Job Zone Examples These occupations often involve using your knowledge and skills to help others. Examples include sheet metal workers, forest fire fighters, customer service representatives, physical therapist aides, salespersons (retail), and tellers.
Education These occupations usually require a high school diploma.

Interests

Realistic - Realistic occupations frequently involve work activities that include practical, hands-on problems and solutions. They often deal with plants, animals, and real-world materials like wood, tools, and machinery. Many of the occupations require working outsi
Enterprising - Enterprising occupations frequently involve starting up and carrying out projects. These occupations can involve leading people and making many decisions. Sometimes they require risk taking and often deal with business.
Social - Social occupations frequently involve working with, communicating with, and teaching people. These occupations often involve helping or providing service to others.
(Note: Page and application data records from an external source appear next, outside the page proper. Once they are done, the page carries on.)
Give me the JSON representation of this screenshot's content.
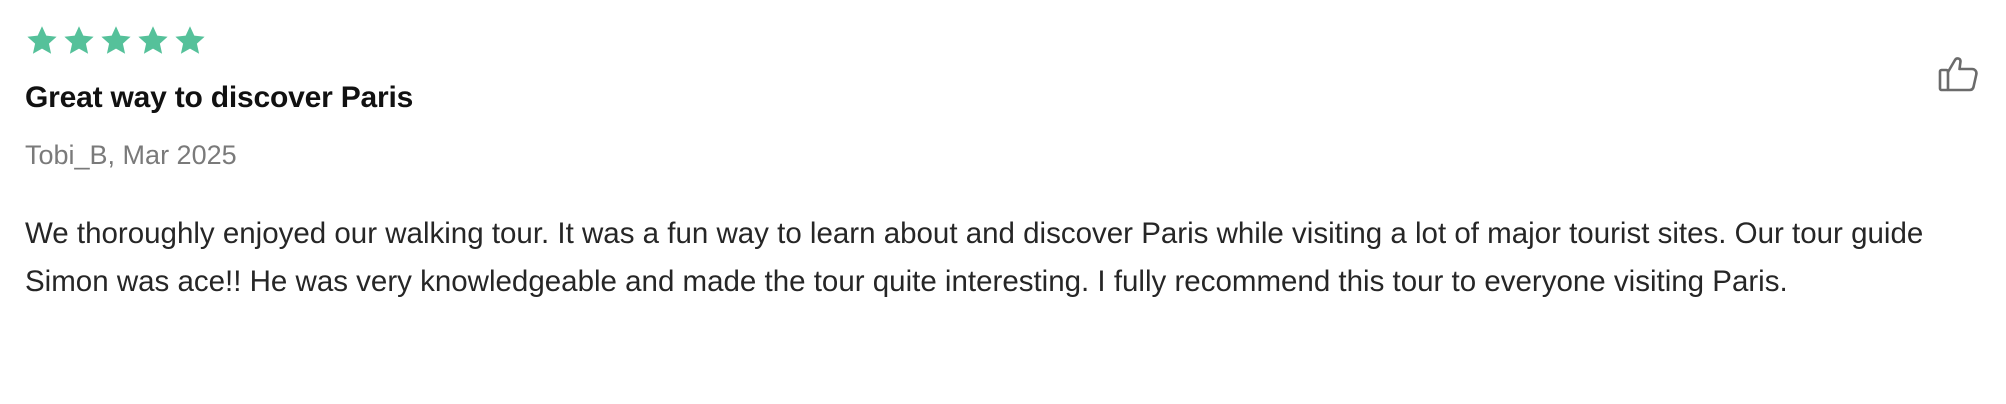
{
  "review": {
    "rating": 5,
    "max_rating": 5,
    "star_color": "#55c19a",
    "title": "Great way to discover Paris",
    "meta": "Tobi_B, Mar 2025",
    "body": "We thoroughly enjoyed our walking tour. It was a fun way to learn about and discover Paris while visiting a lot of major tourist sites. Our tour guide Simon was ace!! He was very knowledgeable and made the tour quite interesting. I fully recommend this tour to everyone visiting Paris."
  },
  "actions": {
    "like_icon": "thumbs-up-icon"
  }
}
Work Styles

Cooperation - Job requires being pleasant with others on the job and displaying a good-natured, cooperative attitude.
Stress Tolerance - Job requires accepting criticism and dealing calmly and effectively with high stress situations.
Achievement/Effort - Job requires establishing and maintaining personally challenging achievement goals and exerting effort toward mastering tasks.
Leadership - Job requires a willingness to lead, take charge, and offer opinions and direction.
Persistence - Job requires persistence in the face of obstacles.
Dependability - Job requires being reliable, responsible, and dependable, and fulfilling obligations.
Initiative - Job requires a willingness to take on responsibilities and challenges.
Adaptability/Flexibility - Job requires being open to change (positive or negative) and to considerable variety in the workplace.
Attention to Detail - Job requires being careful about detail and thorough in completing work tasks.
Social Orientation - Job requires preferring to work with others rather than alone, and being personally connected with others on the job.
Self Control - Job requires maintaining composure, keeping emotions in check, controlling anger, and avoiding aggressive behavior, even in very difficult situations.

Work Values

Achievement - Occupations that satisfy this work value are results oriented and allow employees to use their strongest abilities, giving them a feeling of accomplishment. Corresponding needs are Ability Utilization and Achievement.
Recognition - Occupations that satisfy this work value offer advancement, potential for leadership, and are often considered prestigious. Corresponding needs are Advancement, Authority, Recognition and Social Status.
Relationships - Occupations that satisfy this work value allow employees to provide service to others and work with co-workers in a friendly non-competitive environment. Corresponding needs are Co-workers, Moral Values and Social Service.
Support - Occupations that satisfy this work value offer supportive management that stands behind employees. Corresponding needs are Company Policies, Supervision: Human Relations and Supervision: Technical.